At dawn on January 29, 1863, Union-affiliated troops under the command of Col. Patrick Connor were brought by Mormon guides to the banks of the Bear River, where, with the tacit approval of Abraham Lincoln, they attacked and slaughtered nearly three hundred Northwestern Shoshoni men, women, and children. Evidence suggests that, in the hours after the attack, the troops raped the surviving womenan act still denied by some historians and Shoshoni elders. In exploring why a seminal act of genocide is still virtually unknown to the U.S. public, Kass Fleisher chronicles the massacre itself, and investigates the National Park Service's proposal to create a National Historic Site to commemorate the massacrebut not the rape. When she finds herself arguing with a Shoshoni woman elder about whether the rape actually occurred, Fleisher is forced to confront her own role as a maker of this conflicted history, and to examine the legacy of white women "busybodies."
“…can teach much to readers interested in the politics of history and historical commemoration … [Fleisher’s] text provokes and cajoles readers in an attempt to offer a ‘more self-reflexive narrative.’” — Law and History Review
“This is a very troubling book.

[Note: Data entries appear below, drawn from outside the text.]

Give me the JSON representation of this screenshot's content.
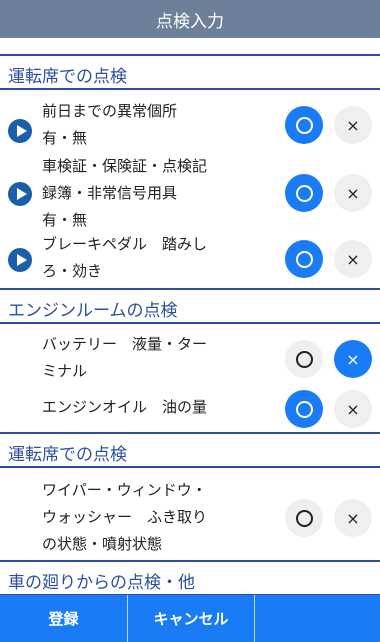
{
  "header": {
    "title": "点検入力"
  },
  "sections": [
    {
      "title": "運転席での点検",
      "items": [
        {
          "lines": [
            "前日までの異常個所",
            "有・無"
          ],
          "ok_selected": true
        },
        {
          "lines": [
            "車検証・保険証・点検記",
            "録簿・非常信号用具",
            "有・無"
          ],
          "ok_selected": true
        },
        {
          "lines": [
            "ブレーキペダル　踏みし",
            "ろ・効き"
          ],
          "ok_selected": true
        }
      ]
    },
    {
      "title": "エンジンルームの点検",
      "items": [
        {
          "lines": [
            "バッテリー　液量・ター",
            "ミナル"
          ],
          "ok_selected": false
        },
        {
          "lines": [
            "エンジンオイル　油の量"
          ],
          "ok_selected": true
        }
      ]
    },
    {
      "title": "運転席での点検",
      "items": [
        {
          "lines": [
            "ワイパー・ウィンドウ・",
            "ウォッシャー　ふき取り",
            "の状態・噴射状態"
          ],
          "ok_selected": null
        }
      ]
    },
    {
      "title": "車の廻りからの点検・他",
      "items": []
    }
  ],
  "buttons": {
    "ok_symbol": "○",
    "ng_symbol": "×"
  },
  "footer": {
    "register": "登録",
    "cancel": "キャンセル",
    "empty": ""
  }
}
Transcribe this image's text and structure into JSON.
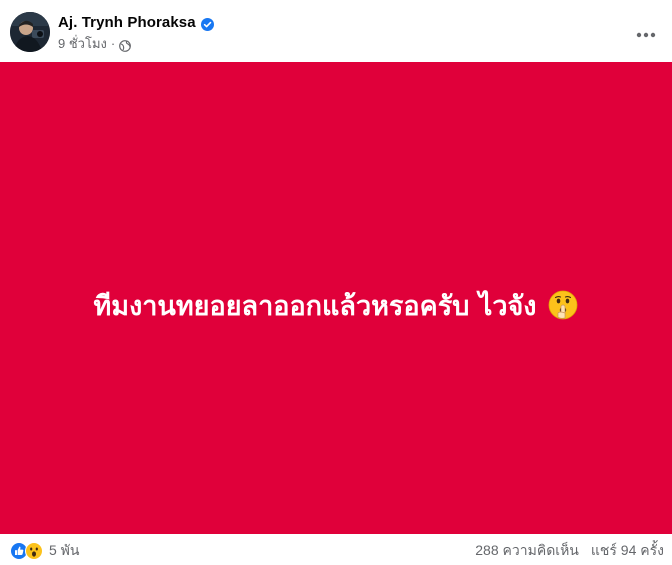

As the author intended it to be. As it should be … [Fleisher] lures the reader into her spiraling meditation on the relativity of ‘truth,’ history, feminism, and—most important of all—storytelling itself.” — Southern Humanities Review
“The Bear River Massacre and the Making of History does raise important questions that historians need to address. Kass Fleisher reminds us that forgetting Bear River is, perhaps, as much of a tragedy as the massacre itself.” — Western Historical Quarterly
"Fleisher's background as a novelist situates her outside of the academic coterie that writes and validates history. She is what Anishinaabe writer Gerald Vizenor might call a storier, and she puts her skills to work by crafting a book that integrates elements of journalism, historical scholarship, memoir, and feminist criticism." Rain Taxi
"In this remarkable book, Fleisher exposes and analyzes perhaps the best concealed mass rape in the U.S. experience. Her probing analysis forces us to consider how racism and sexism have converged to silence victims, protect abusers of power, and advance the interests of colonialism." Maria Bevacqua, author of Rape on the Public Agenda: Feminism and the Politics of Sexual Assault
"This is a troubling book in the way that any stirring-up troubles surfaces, whether surface understandings, feelings, memories, or the wounds that mark the white space of conventional history like strangled words. These are stories you feel, which Fleisher has felt, stirrings and troublings that flow from the wounds of the raped and dead, over space and time, eventually becoming a dark blanket from which, again and again, a dreamer awakens and walks forth. We are the dreamer awakening, we are the massacred, ours are these stirring stories." Michael Joyce, author of Moral Tales and Meditations: Technological Parables and Refractions
"The most intriguing dimension is the thrust, from a fascinating variety of viewpoints, to achieve redemptiona great and signal effort encompassing and, however awkwardly, transcending race and ethnicity, religion and non-religion, tribal generations and tribal factions and, very basically, the skeletal hand of History." Hunter Gray, activist and author (as John R. Salter Jr.) of Jackson, Mississippi
Kass Fleisher is an Assistant Professor of English at Illinois State University.